Rosetta Stone Language Software

First Conversation in Sanskrit - Part II (f)

Ashok makes an inquiry as to how you are doing:

Bhavatyaah kushalam asti va? – Your welfare is (taken care of)?

There’s bhavatyaah – your for a woman – again. You answer:

Mama kushalam asti – my welfare is, to indicate you are fine.

You ask Ashok, in turn, using bhavatah because he is a man:

Bhavatah kushalam asti – your welfare is? He answers:

Mama kushalam asti – my welfare is.

You realize that Ashok might have other obligations, and that you might as well. So, though you do not rush, but are calm, still you take leave with a standard closing:

Punar milaamah. – Until we see each other again.

Punar milaamah, he answers.

Ashok smiles, turns, and disappears down the path. You sense that it is time for you to return as well, and head back along your path.

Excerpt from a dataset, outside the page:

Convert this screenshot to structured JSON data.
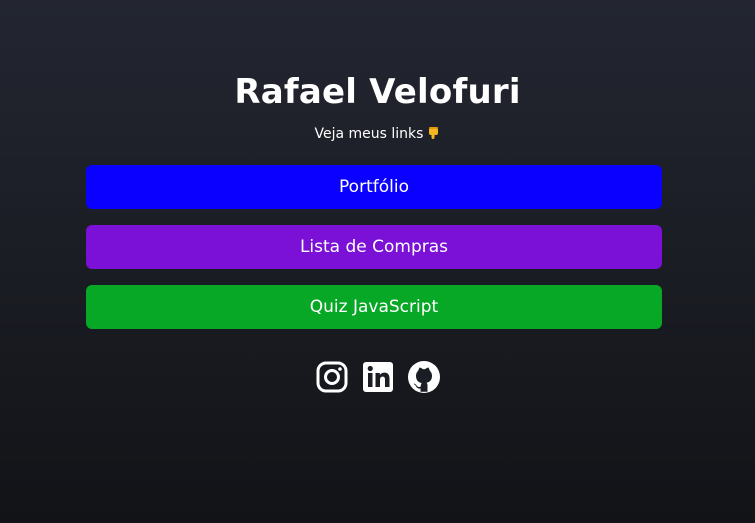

As you go, you replay the conversation in your mind, first translating the ideas, if not the words, to keep it straight in your mind:

Namo namah – Greetings

Namo namah – Greetings

Bhavatah naama kim? – What is your name? (to a man).

Mama naama Ashok. – My name is Ashok.

Bhavatyaah naama kim? – What is your name? (to a woman).

Mama naama… your name. – My name is…

Bhavatyaah kushalam asti va? – How are you? (to a woman).

Mama kushalam ast. – I’m fine.

Bhavatah kushalam asti va? – How are you? (to a man).

Mama kushalam asti. – I’m fine.

Punar milaamah. – Goodbye.

Punar milaamah. – Goodbye.

And as you keep walking, you replay it one more time, just in Sanskrit:

Namo namah.

Namo namah.

Bhavayaah naama kim?

Mama naama Ashok. Bhavatyaah naama kim?

Mama naama… your name.

Bhavatyaah kushalam asti va?

Mama kushalam asti. Bhavatah kushalam asti va?

Mama kushalam asti.

Punar milaamah.

Punar milaamah.

And just now, you are getting back to where you started, and your lesson is just about over. So smile. You have just had your first conversation in Sanskrit. And now you are ready to resume your day on the count of 1… and 2… and 3.